Town of Aurora building inspector Patrick Blizniak gave a similar description of conditions at the farm.
"This actually does surprise me, because it's always been up to snuff every time I've been out there," Blizniak said.
He called the animals top-notch, highly valuable animals.
"These are not just gutter horses," he added. "They're worth tens of thousands of dollars apiece. They've always been well cared for. I'm shocked."
One thing both sides did agree on: Hoskins was very cooperative with authorities who raided the premises.
Browning said it was too early to tell about any possible criminal charges against the owner. Unsanitary conditions can lead to misdemeanor charges of animal cruelty, she said.

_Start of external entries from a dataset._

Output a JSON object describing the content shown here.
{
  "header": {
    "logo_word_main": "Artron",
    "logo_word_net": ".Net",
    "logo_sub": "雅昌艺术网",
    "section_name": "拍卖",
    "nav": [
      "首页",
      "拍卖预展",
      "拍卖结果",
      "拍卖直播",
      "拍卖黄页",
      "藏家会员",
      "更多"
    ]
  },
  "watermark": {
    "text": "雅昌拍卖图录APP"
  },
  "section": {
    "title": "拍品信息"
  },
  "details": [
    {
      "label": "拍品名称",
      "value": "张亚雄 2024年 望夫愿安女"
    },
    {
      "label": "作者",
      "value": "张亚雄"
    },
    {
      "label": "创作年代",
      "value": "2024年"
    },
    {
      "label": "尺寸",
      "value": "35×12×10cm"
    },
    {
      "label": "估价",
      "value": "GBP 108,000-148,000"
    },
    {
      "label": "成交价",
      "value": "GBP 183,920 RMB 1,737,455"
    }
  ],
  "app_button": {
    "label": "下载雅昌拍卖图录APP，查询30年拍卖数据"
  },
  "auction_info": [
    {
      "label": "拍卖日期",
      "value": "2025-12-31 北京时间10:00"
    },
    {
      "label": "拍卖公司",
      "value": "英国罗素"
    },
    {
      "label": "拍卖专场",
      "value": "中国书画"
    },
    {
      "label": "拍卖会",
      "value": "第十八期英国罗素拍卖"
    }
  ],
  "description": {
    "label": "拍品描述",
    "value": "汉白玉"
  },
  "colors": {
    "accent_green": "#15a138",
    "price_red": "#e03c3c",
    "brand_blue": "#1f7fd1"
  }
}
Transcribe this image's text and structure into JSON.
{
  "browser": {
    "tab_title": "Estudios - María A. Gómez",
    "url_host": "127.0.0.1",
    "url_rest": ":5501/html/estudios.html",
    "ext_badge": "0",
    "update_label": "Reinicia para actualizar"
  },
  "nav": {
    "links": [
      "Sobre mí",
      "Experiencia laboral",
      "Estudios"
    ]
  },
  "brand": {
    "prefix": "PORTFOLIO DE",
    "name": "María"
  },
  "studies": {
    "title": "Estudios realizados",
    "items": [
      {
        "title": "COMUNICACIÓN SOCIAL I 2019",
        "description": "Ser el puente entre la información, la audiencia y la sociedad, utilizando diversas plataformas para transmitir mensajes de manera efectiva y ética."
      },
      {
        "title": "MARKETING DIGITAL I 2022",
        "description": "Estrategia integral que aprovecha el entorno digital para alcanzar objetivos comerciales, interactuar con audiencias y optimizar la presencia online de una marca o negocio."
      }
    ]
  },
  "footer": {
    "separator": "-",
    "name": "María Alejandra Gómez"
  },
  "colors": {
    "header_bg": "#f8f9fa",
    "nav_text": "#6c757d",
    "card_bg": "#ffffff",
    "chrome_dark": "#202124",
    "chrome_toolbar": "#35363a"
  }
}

More than 15 SPCA employees, including Executive Director Barbara S. Carr, veterinarians, farm staff and investigators, went to the horse farm at about 8:30 a.m., along with East Aurora police.
The SPCA had been receiving anonymous tips about the horse farm for about a year but was unable to obtain permission to enter the property. Recently someone came forward with complaints that led officials to obtain a search warrant for the property. That warrant authorized the SPCA to rescue the horses, if necessary.
Investigators seemed bothered by both the structural problems with the barns and the conditions inside.
"Based on the initial investigation by our officials, the stables are not sturdy enough for these horses, in terms of stability and cleanliness," Browning said from the scene.
While it was too early to determine the exact nature of all the horses' physical conditions, some of their hooves, on initial inspection, appeared to be in rough condition, she added.
"None of them look emaciated, none of them look dehydrated, a few of them are underweight, and some have minor injuries on their legs or other parts of their bodies," she said.
One of the horses had a fairly bad leg injury and was scheduled to be taken to the SPCA. The other horses were expected to be taken to another location. SPCA officials provided no details about that location.
News Staff Reporter Karen Robinson contributed to this report.